Finally, the manufacturer also offers a bunch of useful accessories, especially the backpack which allows you to, well, carry the speaker on your back.
Pretty cool, huh? check it out: (Amazon)
So if you’re looking for a LOUD and portable bluetooth speaker, the soundboks is simply the very best one. Check it out:
7. Electro-Voice Evolve 50
Portable, light and loud would probably the best way to describe the Electro-Voice Evolve 50.
So line array might not be the ideal form-factor for DJs, but this particular model is definitely an exception.
Because with a 12″ subwoofer delivering 500W of power, it’s pretty much what any DJ looks for.b
Of course the speaker itself also delivers 500W, for a total of 1000W thanks to 8 drivers stacked together, which is rare enough to be mentioned.
Because combined to the line array design they easily replace, say, 2 15″ speakers, while covering a bigger surface.
On top of their performance, they’re also light enough so that you could pack 2 of them in your car, especially if you get the cases. Check out how this DJ loads them into her car:
Check it out:

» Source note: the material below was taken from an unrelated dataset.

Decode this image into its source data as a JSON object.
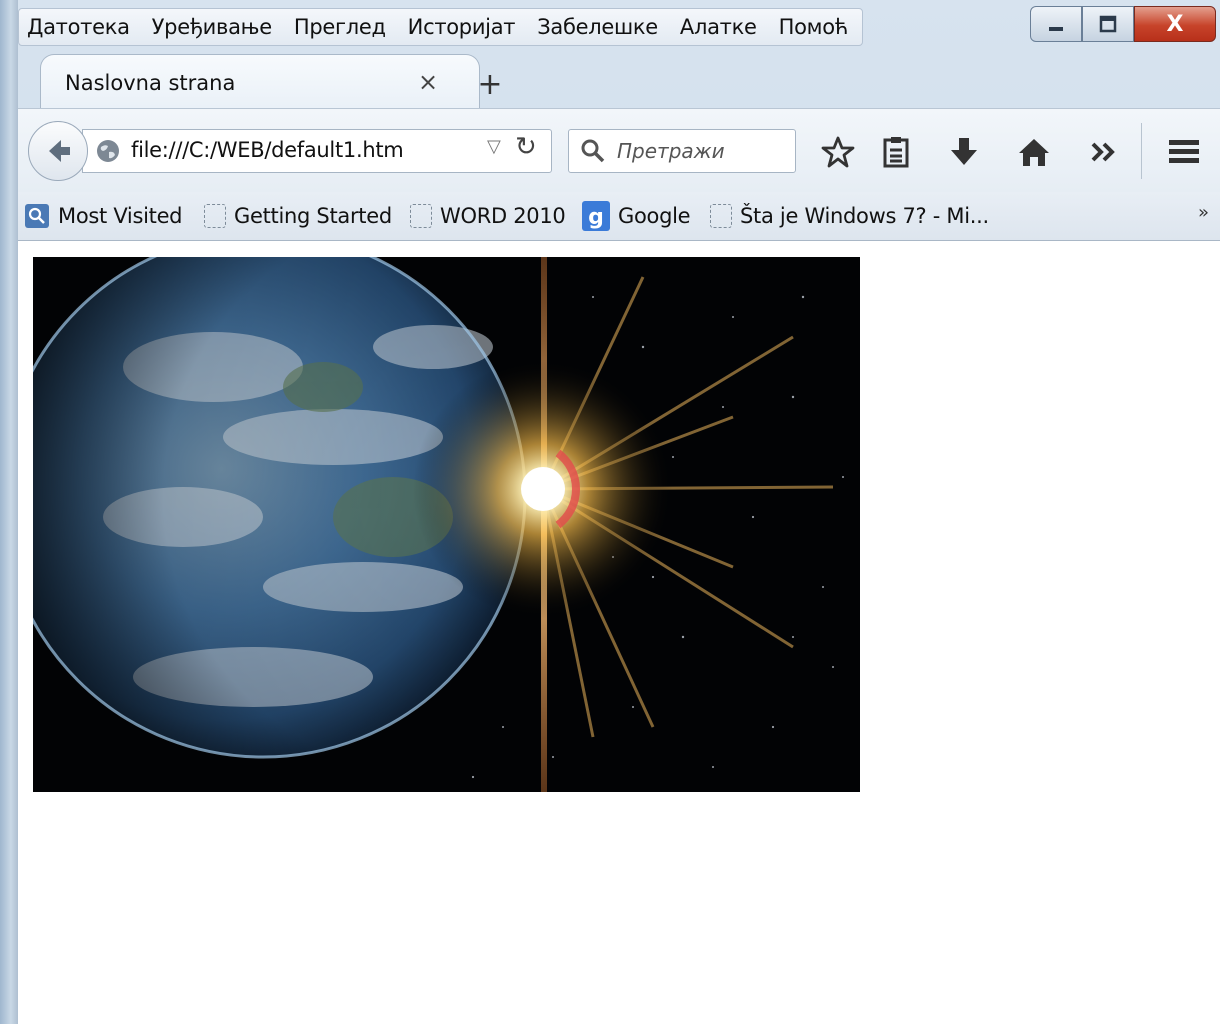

For an even more powerful option, check out Bose’s F1 Model 812, which deliver no less than 4000W when using 2, which is double the 2000W of 2 Evolve 50. Check them out:
8. Pioneer XPRS15/Electro-Voice ETX 15
The reason I chose 2 models for the last pick of this list is because they’re both parts of the high-end range of both Pioneer and Electro-Voice , 2 of the most reputable manufacturers of DJ equipment.
But the other I reason I chose these 2 models is because they actually have different applications.
DSP on the ETX15 allows to set a delay in the sound for when you have several units hooked together which is useful for killing the nasty delay you get otherwise.
The XPRS however has a wider dispersion, which can be useful in some cases — such as for very wide dancefloors.
But if you want to focus your sound closer to the speaker/where you are, the ETX are the better choice.
Check them out: